- [What is required]: The whole listing below needs to be duplicated exactly, pictures aside.

- [Excerpted records]:
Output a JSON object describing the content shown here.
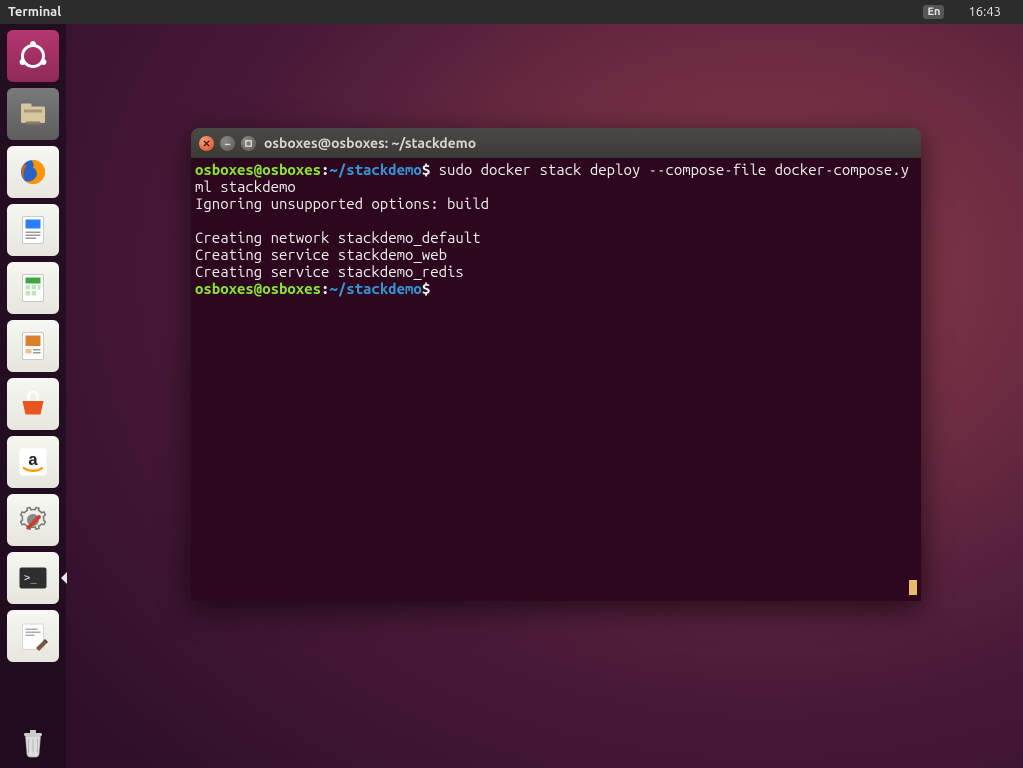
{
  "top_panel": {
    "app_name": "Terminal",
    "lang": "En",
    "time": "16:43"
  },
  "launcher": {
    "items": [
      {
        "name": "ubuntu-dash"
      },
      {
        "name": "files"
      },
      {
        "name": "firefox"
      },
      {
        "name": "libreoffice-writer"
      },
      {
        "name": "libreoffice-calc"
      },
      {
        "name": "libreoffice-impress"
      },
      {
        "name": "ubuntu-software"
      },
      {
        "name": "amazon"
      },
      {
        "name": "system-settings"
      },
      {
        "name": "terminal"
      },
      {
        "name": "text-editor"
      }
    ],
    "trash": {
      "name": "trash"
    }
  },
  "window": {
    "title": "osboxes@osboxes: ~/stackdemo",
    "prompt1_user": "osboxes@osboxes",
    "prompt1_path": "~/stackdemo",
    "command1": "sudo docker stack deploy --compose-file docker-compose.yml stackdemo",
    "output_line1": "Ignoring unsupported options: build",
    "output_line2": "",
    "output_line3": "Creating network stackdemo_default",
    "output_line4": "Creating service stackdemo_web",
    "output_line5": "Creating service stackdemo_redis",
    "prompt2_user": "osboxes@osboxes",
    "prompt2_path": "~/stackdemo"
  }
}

- [Exercise solution]:
Output a JSON object describing the content shown here.
{
  "top_panel": {
    "app_name": "Terminal",
    "lang": "En",
    "time": "16:43"
  },
  "launcher": {
    "items": [
      {
        "name": "ubuntu-dash"
      },
      {
        "name": "files"
      },
      {
        "name": "firefox"
      },
      {
        "name": "libreoffice-writer"
      },
      {
        "name": "libreoffice-calc"
      },
      {
        "name": "libreoffice-impress"
      },
      {
        "name": "ubuntu-software"
      },
      {
        "name": "amazon"
      },
      {
        "name": "system-settings"
      },
      {
        "name": "terminal"
      },
      {
        "name": "text-editor"
      }
    ],
    "trash": {
      "name": "trash"
    }
  },
  "window": {
    "title": "osboxes@osboxes: ~/stackdemo",
    "prompt1_user": "osboxes@osboxes",
    "prompt1_path": "~/stackdemo",
    "command1": "sudo docker stack deploy --compose-file docker-compose.yml stackdemo",
    "output_line1": "Ignoring unsupported options: build",
    "output_line2": "",
    "output_line3": "Creating network stackdemo_default",
    "output_line4": "Creating service stackdemo_web",
    "output_line5": "Creating service stackdemo_redis",
    "prompt2_user": "osboxes@osboxes",
    "prompt2_path": "~/stackdemo"
  }
}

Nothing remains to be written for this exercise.